WASHINGTON, D.C. — MILLIONS of Americans are whoopin' it up with an energetic cowboy version of ballroom dancing. Started in the '40s on the West Coast as an offshoot of Bob Wills's Western-style swing music, country-dance swing style reemerged in Arizona and Colorado in the 1970s. After the release of ``Urban Cowboy'' in 1980, more country nightclubs sprung up. ``Country is the easiest form of couples dance to learn because it lacks ballroom dancing's pressure to be good,'' says Barry Durand, country dance national champion, choreographer, and teacher. ``People can accomplish the turns in the basic two-step in one one-hour class....
``It can be rougher, more macho'' than ballroom dancing, he says. ``We attract more men than any other dance form.''
Lloyd Thompson has danced for six years and is in the top 20 in the amateur dance competition category nationwide. He calls country dancing ``advanced ballroom.''
Country's two-step, danced to a slow-to-moderate tempo, is ballroom's fox trot. Country's shuffle - or flat foot or three-step, danced to fast music - is ballroom's polka, but features more turns. The country swing is the jitterbug. The box waltz of ballroom dancing is country's progressive waltz.
This informal dance form also offers specialty dancing like the Americanized European Schottische, the wooden nickel, and the Cotton-Eyed Joe - the shuffle-type dance featured in ``Urban Cowboy.'' Individuals can also dance side by side in line dances.
Country dancing's variation ``makes ballroom dancing look staid,'' says Paul Kovenock, a State Department employee who has country-danced for six years. For example, in one song, dancers may change from two-step to the shuffle, swing, double time, or the Norfolk (double-time two-step).
``You're an artist.
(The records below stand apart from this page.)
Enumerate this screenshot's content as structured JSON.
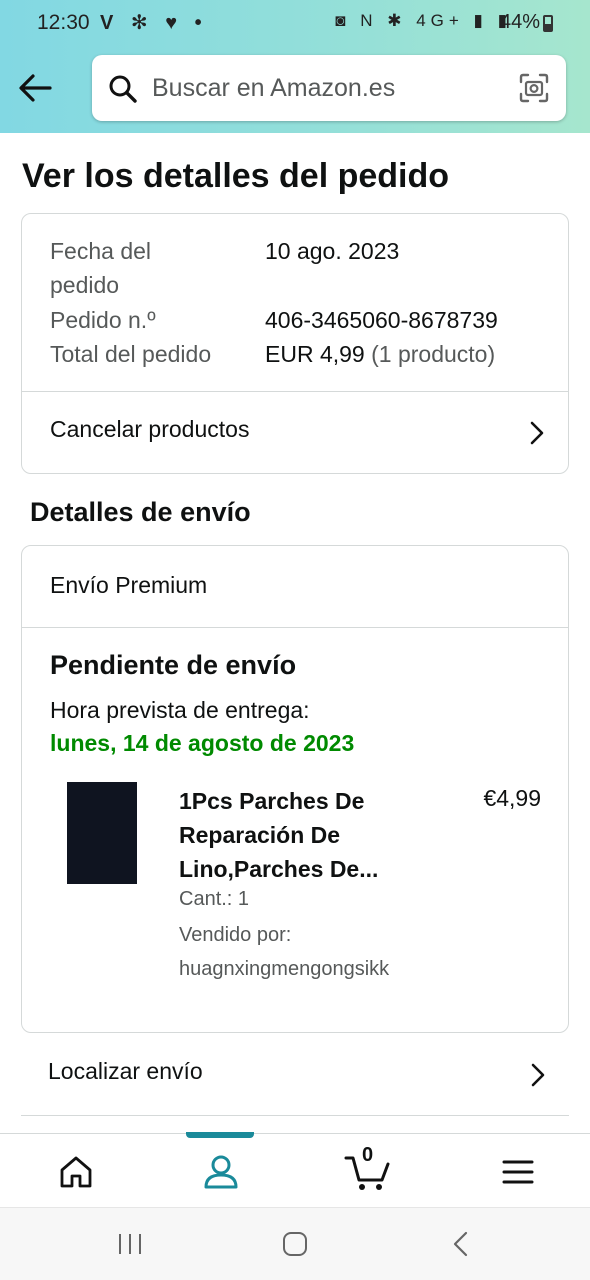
{
  "status_bar": {
    "time": "12:30",
    "left_icons": "V ✻ ♥ •",
    "right_icons": "◙ N ✱ 4G+ ▮ ▮",
    "battery": "44%"
  },
  "header": {
    "search_placeholder": "Buscar en Amazon.es"
  },
  "page": {
    "title": "Ver los detalles del pedido"
  },
  "order": {
    "date_label": "Fecha del",
    "date_label_2": "pedido",
    "date_value": "10 ago. 2023",
    "number_label": "Pedido n.º",
    "number_value": "406-3465060-8678739",
    "total_label": "Total del pedido",
    "total_value": "EUR 4,99",
    "total_count": "(1 producto)",
    "cancel_label": "Cancelar productos"
  },
  "shipping": {
    "section_title": "Detalles de envío",
    "type": "Envío Premium",
    "status": "Pendiente de envío",
    "eta_label": "Hora prevista de entrega:",
    "eta_date": "lunes, 14 de agosto de 2023",
    "product": {
      "title": "1Pcs Parches De Reparación De Lino,Parches De...",
      "price": "€4,99",
      "qty": "Cant.: 1",
      "seller_label": "Vendido por:",
      "seller": "huagnxingmengongsikk"
    },
    "track_label": "Localizar envío"
  },
  "bottom_nav": {
    "cart_count": "0"
  },
  "colors": {
    "header_gradient_start": "#82d8e3",
    "header_gradient_end": "#a6e6ce",
    "delivery_green": "#008a00",
    "nav_accent": "#1a8a9a"
  }
}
You make poetry out of movement,'' he says.
Virginia truck driver and part-time rodeo cowboy Richard Cassels chooses country over ballroom dancing because ``country is livelier, and I prefer wearing cowboy boots and a cowboy hat rather than a tuxedo.''
Country dancers wear jeans, mid-calf free-flowing skirts, and flats or heeled shoes. The real devotees spin and twirl in costumes with fringe, beads, bangles, scarves, and exotic-skinned cowboy boots and beaver felt hats costing $60 to $4,000 - some with gold inlay and feathers.
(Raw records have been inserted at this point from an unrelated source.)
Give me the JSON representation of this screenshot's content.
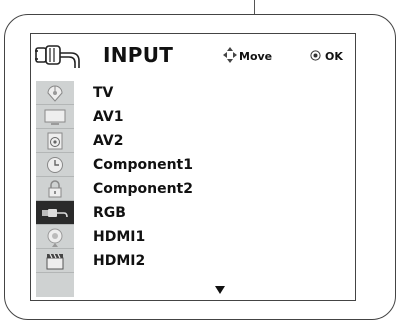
{
  "menu": {
    "title": "INPUT",
    "hint_move": "Move",
    "hint_ok": "OK",
    "selected_index": 5,
    "items": [
      {
        "label": "TV",
        "icon": "tv-antenna-icon"
      },
      {
        "label": "AV1",
        "icon": "monitor-icon"
      },
      {
        "label": "AV2",
        "icon": "speaker-icon"
      },
      {
        "label": "Component1",
        "icon": "clock-icon"
      },
      {
        "label": "Component2",
        "icon": "lock-icon"
      },
      {
        "label": "RGB",
        "icon": "input-cable-icon"
      },
      {
        "label": "HDMI1",
        "icon": "settings-icon"
      },
      {
        "label": "HDMI2",
        "icon": "clapperboard-icon"
      }
    ]
  }
}
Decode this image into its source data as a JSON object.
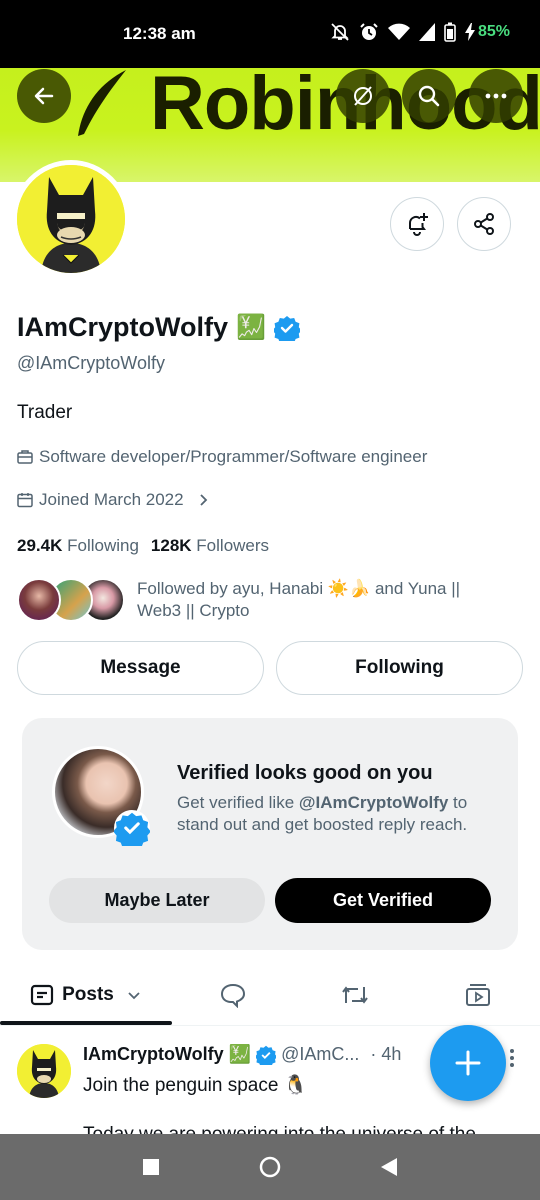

``I dress down to go dancing,'' Mr. Kovenock says. ``I leave the pinstripe [work] environment for the cotton shirt, jeans, and cowboy boots' honky-tonk environment. ... There's a great mix of people drawn together by an attraction to a common interest in country dancing.''
``People leave their degrees, sheepskins, and titles at the front door and all become urban cowboys,'' Mr. Thompson says.
Mr. Durand owns metro Washington, D.C.'s, most successful country-dance nightclub - the Country Junction in Rockville, Md. He calls his nightclub ``a little dance factory'' where people are forced to meet one another. In 12 years, he says, he has taught about 20,000 students around the country. ``For singles and couples alike, it's a great way to meet people in a comfortable way,'' Durand says.
There are no wrong moves in country dancing, he tells his students. ``You just invent new ones, which you may not want to repeat but you had fun trying. If you miss a step, so what? Someone will lead you or teach you the correct step.''
Almost half the dancers are single. ``In other dance forms, a woman could sprout roots before someone asks her to dance,'' he says. ``Women can come country dancing without partners and still be asked to dance.''
Orthodontist Carmine Petrarca, a country dancer for four years, believes a country dance hall is ``the only place where women can go alone and feel at ease. The regular men will look after the women. We have a small-town atmosphere in a large city.''
``Country dancers treat me like a lady,'' says Helen Lycken, a federal government employee and divorced mother of three. ``Men are gentlemanly. I have a tendency to get dizzy during turns so they don't spin me much. And,'' she says, ``they apologize when I tromp on their feet.''